▶ TASK
Report how many lines below contain the word "heading". Write only that number.

━━ INPUT

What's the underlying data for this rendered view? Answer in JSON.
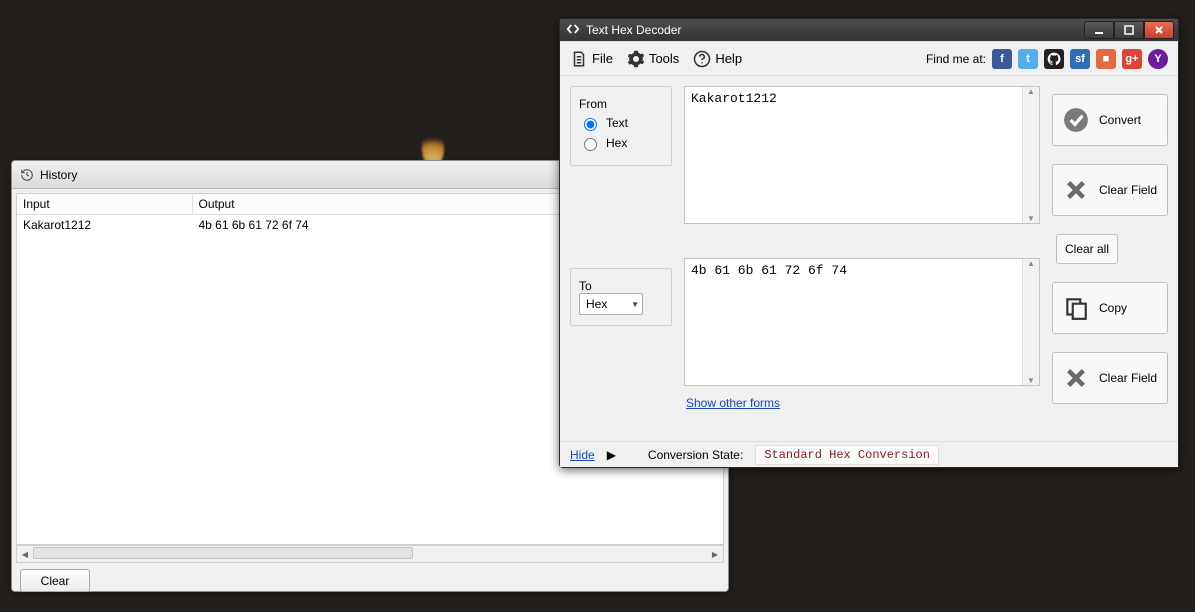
{
  "history": {
    "title": "History",
    "col_input": "Input",
    "col_output": "Output",
    "rows": [
      {
        "input": "Kakarot1212",
        "output": "4b 61 6b 61 72 6f 74"
      }
    ],
    "clear_label": "Clear"
  },
  "decoder": {
    "title": "Text Hex Decoder",
    "menu": {
      "file": "File",
      "tools": "Tools",
      "help": "Help"
    },
    "find_me": "Find me at:",
    "from_label": "From",
    "radio_text": "Text",
    "radio_hex": "Hex",
    "to_label": "To",
    "to_select": "Hex",
    "input_text": "Kakarot1212",
    "output_text": "4b 61 6b 61 72 6f 74",
    "show_other": "Show other forms",
    "convert": "Convert",
    "clear_field": "Clear Field",
    "clear_all": "Clear all",
    "copy": "Copy",
    "hide": "Hide",
    "conv_state_label": "Conversion State:",
    "conv_state_value": "Standard Hex Conversion"
  }
}
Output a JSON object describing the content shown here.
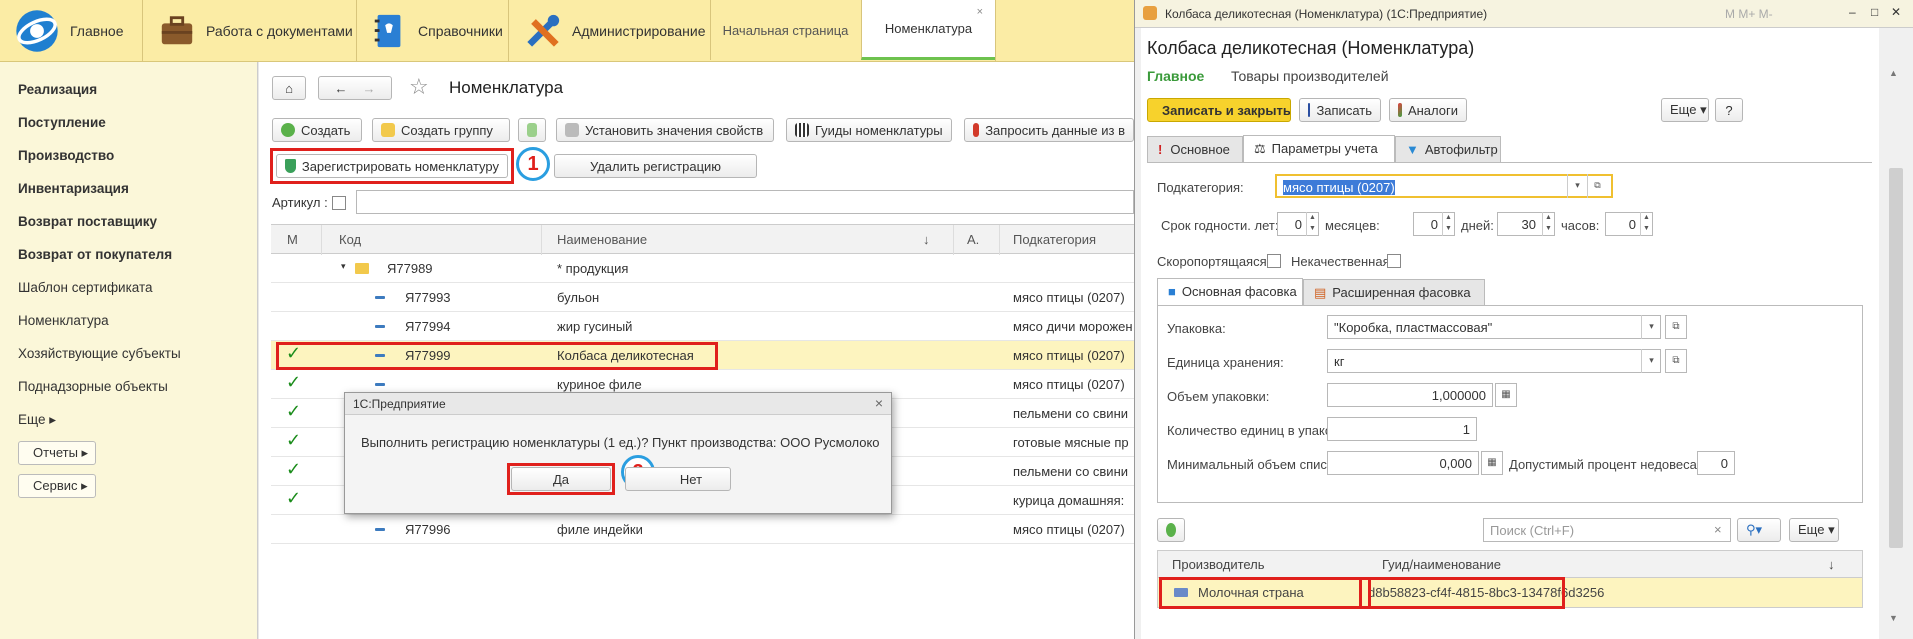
{
  "topbar": {
    "sections": [
      {
        "label": "Главное",
        "icon": "logo-1c-icon"
      },
      {
        "label": "Работа с документами",
        "icon": "briefcase-icon"
      },
      {
        "label": "Справочники",
        "icon": "address-book-icon"
      },
      {
        "label": "Администрирование",
        "icon": "tools-icon"
      }
    ],
    "window_tabs": [
      {
        "label": "Начальная страница"
      },
      {
        "label": "Номенклатура",
        "close": "×"
      }
    ]
  },
  "sidebar": {
    "items": [
      {
        "label": "Реализация",
        "bold": true
      },
      {
        "label": "Поступление",
        "bold": true
      },
      {
        "label": "Производство",
        "bold": true
      },
      {
        "label": "Инвентаризация",
        "bold": true
      },
      {
        "label": "Возврат поставщику",
        "bold": true
      },
      {
        "label": "Возврат от покупателя",
        "bold": true
      },
      {
        "label": "Шаблон сертификата",
        "bold": false
      },
      {
        "label": "Номенклатура",
        "bold": false
      },
      {
        "label": "Хозяйствующие субъекты",
        "bold": false
      },
      {
        "label": "Поднадзорные объекты",
        "bold": false
      },
      {
        "label": "Еще ▸",
        "bold": false
      }
    ],
    "buttons": [
      {
        "label": "Отчеты ▸"
      },
      {
        "label": "Сервис ▸"
      }
    ]
  },
  "list": {
    "title": "Номенклатура",
    "toolbar": {
      "create": "Создать",
      "create_group": "Создать группу",
      "set_props": "Установить значения свойств",
      "guids": "Гуиды номенклатуры",
      "request": "Запросить данные из в",
      "register": "Зарегистрировать номенклатуру",
      "unregister": "Удалить регистрацию"
    },
    "filter_label": "Артикул :",
    "columns": {
      "m": "М",
      "code": "Код",
      "name": "Наименование",
      "sort": "↓",
      "a": "А.",
      "subcat": "Подкатегория"
    },
    "rows": [
      {
        "check": "",
        "code": "Я77989",
        "name": "* продукция",
        "subcat": ""
      },
      {
        "check": "",
        "code": "Я77993",
        "name": "бульон",
        "subcat": "мясо птицы (0207)"
      },
      {
        "check": "",
        "code": "Я77994",
        "name": "жир гусиный",
        "subcat": "мясо дичи морожен"
      },
      {
        "check": "✓",
        "code": "Я77999",
        "name": "Колбаса деликотесная",
        "subcat": "мясо птицы (0207)"
      },
      {
        "check": "✓",
        "code": "",
        "name": "куриное филе",
        "subcat": "мясо птицы (0207)"
      },
      {
        "check": "✓",
        "code": "",
        "name": "",
        "subcat": "пельмени со свини"
      },
      {
        "check": "✓",
        "code": "",
        "name": "",
        "subcat": "готовые мясные пр"
      },
      {
        "check": "✓",
        "code": "",
        "name": "",
        "subcat": "пельмени со свини"
      },
      {
        "check": "✓",
        "code": "",
        "name": "",
        "subcat": "курица домашняя:"
      },
      {
        "check": "",
        "code": "Я77996",
        "name": "филе индейки",
        "subcat": "мясо птицы (0207)"
      }
    ],
    "badge1": "1",
    "badge2": "2"
  },
  "dialog": {
    "title": "1С:Предприятие",
    "message": "Выполнить регистрацию номенклатуры (1 ед.)? Пункт производства: ООО Русмолоко",
    "yes": "Да",
    "no": "Нет",
    "close": "×"
  },
  "item_window": {
    "titlebar": "Колбаса деликотесная (Номенклатура)  (1С:Предприятие)",
    "title_controls": "M  M+  M-",
    "heading": "Колбаса деликотесная (Номенклатура)",
    "nav": {
      "main": "Главное",
      "producers": "Товары производителей"
    },
    "buttons": {
      "save_close": "Записать и закрыть",
      "save": "Записать",
      "analogs": "Аналоги",
      "more": "Еще ▾",
      "help": "?"
    },
    "tabs": [
      {
        "label": "Основное"
      },
      {
        "label": "Параметры учета"
      },
      {
        "label": "Автофильтр"
      }
    ],
    "subcategory_label": "Подкатегория:",
    "subcategory_value": "мясо птицы (0207)",
    "shelf_life": {
      "years_label": "Срок годности. лет:",
      "years": "0",
      "months_label": "месяцев:",
      "months": "0",
      "days_label": "дней:",
      "days": "30",
      "hours_label": "часов:",
      "hours": "0"
    },
    "perishable_label": "Скоропортящаяся:",
    "substandard_label": "Некачественная:",
    "pack_tabs": [
      {
        "label": "Основная фасовка"
      },
      {
        "label": "Расширенная фасовка"
      }
    ],
    "pack": {
      "package_label": "Упаковка:",
      "package_value": "\"Коробка, пластмассовая\"",
      "unit_label": "Единица хранения:",
      "unit_value": "кг",
      "volume_label": "Объем упаковки:",
      "volume_value": "1,000000",
      "qty_label": "Количество единиц в упаковке:",
      "qty_value": "1",
      "min_label": "Минимальный объем списания:",
      "min_value": "0,000",
      "tol_label": "Допустимый процент недовеса:",
      "tol_value": "0"
    },
    "search_placeholder": "Поиск (Ctrl+F)",
    "search_clear": "×",
    "more2": "Еще ▾",
    "table": {
      "col1": "Производитель",
      "col2": "Гуид/наименование",
      "sort": "↓",
      "rows": [
        {
          "producer": "Молочная страна",
          "guid": "d8b58823-cf4f-4815-8bc3-13478f6d3256"
        }
      ]
    }
  }
}
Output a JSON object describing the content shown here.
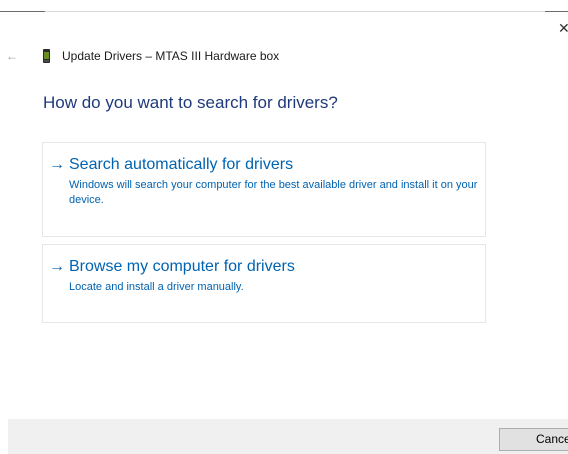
{
  "window": {
    "title": "Update Drivers – MTAS III Hardware box",
    "close_glyph": "✕",
    "back_glyph": "←"
  },
  "main": {
    "heading": "How do you want to search for drivers?",
    "options": [
      {
        "title": "Search automatically for drivers",
        "description": "Windows will search your computer for the best available driver and install it on your device."
      },
      {
        "title": "Browse my computer for drivers",
        "description": "Locate and install a driver manually."
      }
    ],
    "arrow_glyph": "→"
  },
  "footer": {
    "cancel_label": "Cancel"
  },
  "colors": {
    "link": "#0063b1",
    "heading": "#1f3a7a",
    "footer_bg": "#f0f0f0"
  },
  "icons": {
    "back": "back-arrow-icon",
    "device": "hardware-device-icon",
    "close": "close-icon",
    "option_arrow": "arrow-right-icon"
  }
}
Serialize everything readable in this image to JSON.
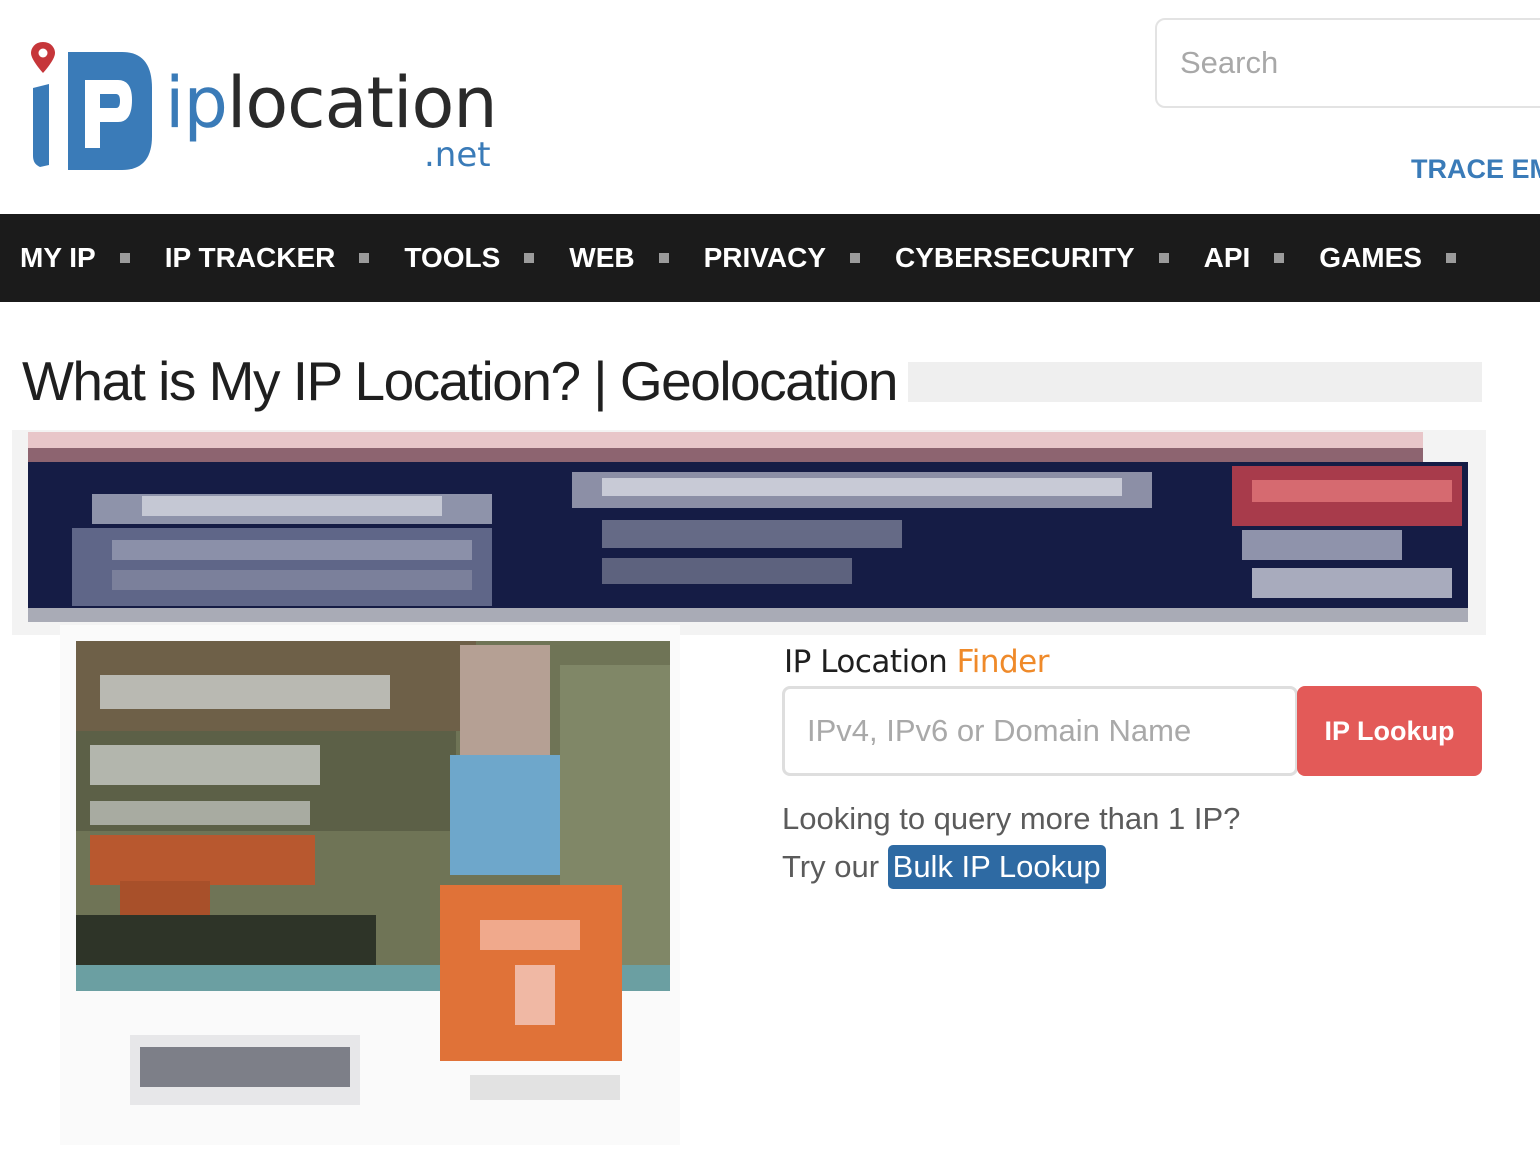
{
  "header": {
    "logo": {
      "ip_text": "ip",
      "word_text": "location",
      "tld_text": ".net"
    },
    "search": {
      "placeholder": "Search"
    },
    "trace_link": "TRACE EMAIL"
  },
  "nav": {
    "items": [
      {
        "label": "MY IP"
      },
      {
        "label": "IP TRACKER"
      },
      {
        "label": "TOOLS"
      },
      {
        "label": "WEB"
      },
      {
        "label": "PRIVACY"
      },
      {
        "label": "CYBERSECURITY"
      },
      {
        "label": "API"
      },
      {
        "label": "GAMES"
      }
    ]
  },
  "page": {
    "title": "What is My IP Location? | Geolocation"
  },
  "finder": {
    "title_main": "IP Location ",
    "title_accent": "Finder",
    "input_placeholder": "IPv4, IPv6 or Domain Name",
    "button_label": "IP Lookup",
    "bulk_line1": "Looking to query more than 1 IP?",
    "bulk_prefix": "Try our ",
    "bulk_link": "Bulk IP Lookup"
  },
  "colors": {
    "brand_blue": "#3a7bb8",
    "nav_bg": "#1b1b1b",
    "lookup_red": "#e35a58",
    "accent_orange": "#ef8a2a",
    "bulk_link_bg": "#2e6aa3"
  },
  "icons": {
    "logo_pin": "map-pin-icon"
  }
}
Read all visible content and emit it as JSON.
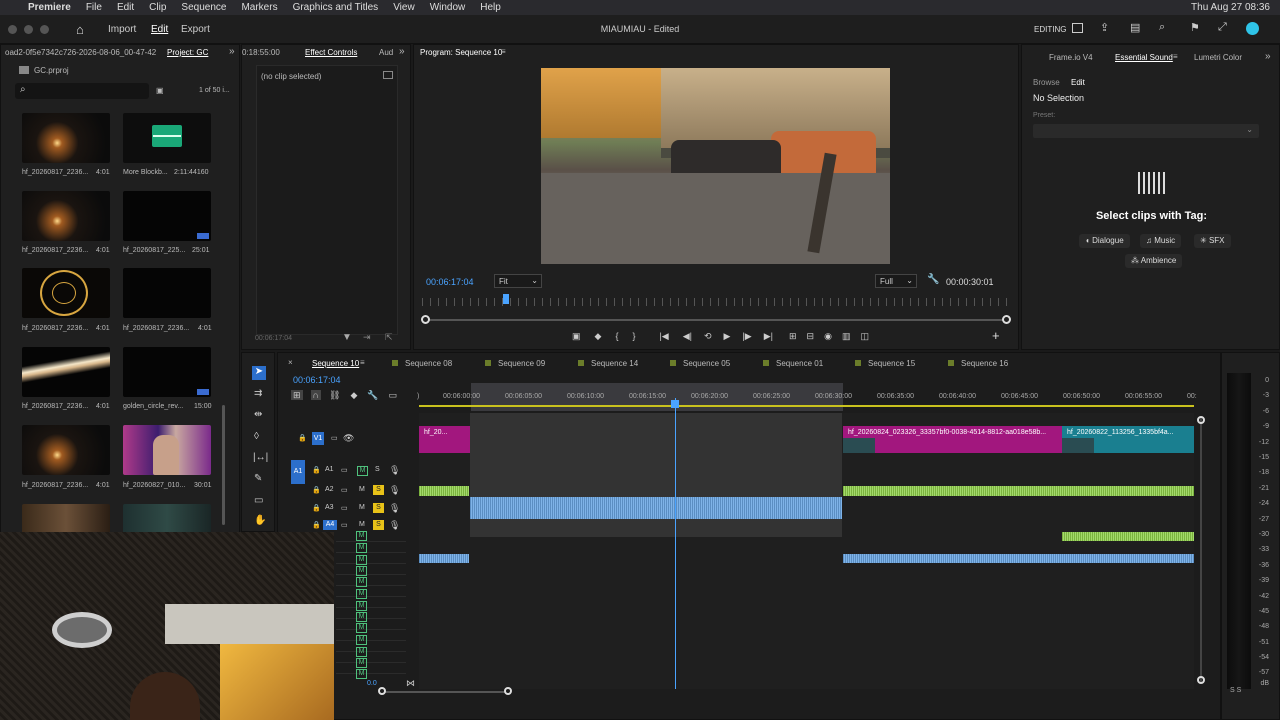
{
  "menubar": {
    "app": "Premiere",
    "items": [
      "File",
      "Edit",
      "Clip",
      "Sequence",
      "Markers",
      "Graphics and Titles",
      "View",
      "Window",
      "Help"
    ],
    "clock": "Thu Aug 27  08:36"
  },
  "appbar": {
    "tabs": [
      "Import",
      "Edit",
      "Export"
    ],
    "title": "MIAUMIAU - Edited",
    "workspace": "EDITING"
  },
  "project": {
    "header_path": "oad2-0f5e7342c726-2026-08-06_00-47-42",
    "header_tab": "Project: GC",
    "file": "GC.prproj",
    "count": "1 of 50 i...",
    "search_placeholder": "",
    "items": [
      {
        "name": "hf_20260817_2236...",
        "dur": "4:01"
      },
      {
        "name": "More Blockb...",
        "dur": "2:11:44160"
      },
      {
        "name": "hf_20260817_2236...",
        "dur": "4:01"
      },
      {
        "name": "hf_20260817_225...",
        "dur": "25:01"
      },
      {
        "name": "hf_20260817_2236...",
        "dur": "4:01"
      },
      {
        "name": "hf_20260817_2236...",
        "dur": "4:01"
      },
      {
        "name": "hf_20260817_2236...",
        "dur": "4:01"
      },
      {
        "name": "golden_circle_rev...",
        "dur": "15:00"
      },
      {
        "name": "hf_20260817_2236...",
        "dur": "4:01"
      },
      {
        "name": "hf_20260827_010...",
        "dur": "30:01"
      }
    ]
  },
  "effect_controls": {
    "time_left": "0:18:55:00",
    "tab": "Effect Controls",
    "tab2": "Aud",
    "no_clip": "(no clip selected)",
    "timecode": "00:06:17:04"
  },
  "program": {
    "tab": "Program: Sequence 10",
    "timecode": "00:06:17:04",
    "fit": "Fit",
    "quality": "Full",
    "duration": "00:00:30:01"
  },
  "essential": {
    "tabs": [
      "Frame.io V4",
      "Essential Sound",
      "Lumetri Color"
    ],
    "subtabs": [
      "Browse",
      "Edit"
    ],
    "no_selection": "No Selection",
    "preset_label": "Preset:",
    "heading": "Select clips with Tag:",
    "tags": [
      "Dialogue",
      "Music",
      "SFX",
      "Ambience"
    ]
  },
  "timeline": {
    "timecode": "00:06:17:04",
    "tabs": [
      "Sequence 10",
      "Sequence 08",
      "Sequence 09",
      "Sequence 14",
      "Sequence 05",
      "Sequence 01",
      "Sequence 15",
      "Sequence 16"
    ],
    "ruler": [
      "00:06:00:00",
      "00:06:05:00",
      "00:06:10:00",
      "00:06:15:00",
      "00:06:20:00",
      "00:06:25:00",
      "00:06:30:00",
      "00:06:35:00",
      "00:06:40:00",
      "00:06:45:00",
      "00:06:50:00",
      "00:06:55:00",
      "00:"
    ],
    "clips": {
      "v1a": "hf_20...",
      "v1b": "hf_20260824_023326_33357bf0-0038-4514-8812-aa018e58b...",
      "v1c": "hf_20260822_113256_1335bf4a..."
    },
    "tracks": [
      "V1",
      "A1",
      "A2",
      "A3",
      "A4"
    ],
    "zoom": "0.0"
  },
  "meter": {
    "labels": [
      "0",
      "-3",
      "-6",
      "-9",
      "-12",
      "-15",
      "-18",
      "-21",
      "-24",
      "-27",
      "-30",
      "-33",
      "-36",
      "-39",
      "-42",
      "-45",
      "-48",
      "-51",
      "-54",
      "-57",
      "dB"
    ],
    "solo": "S  S"
  }
}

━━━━

▶ RESULT OF THE TASK
4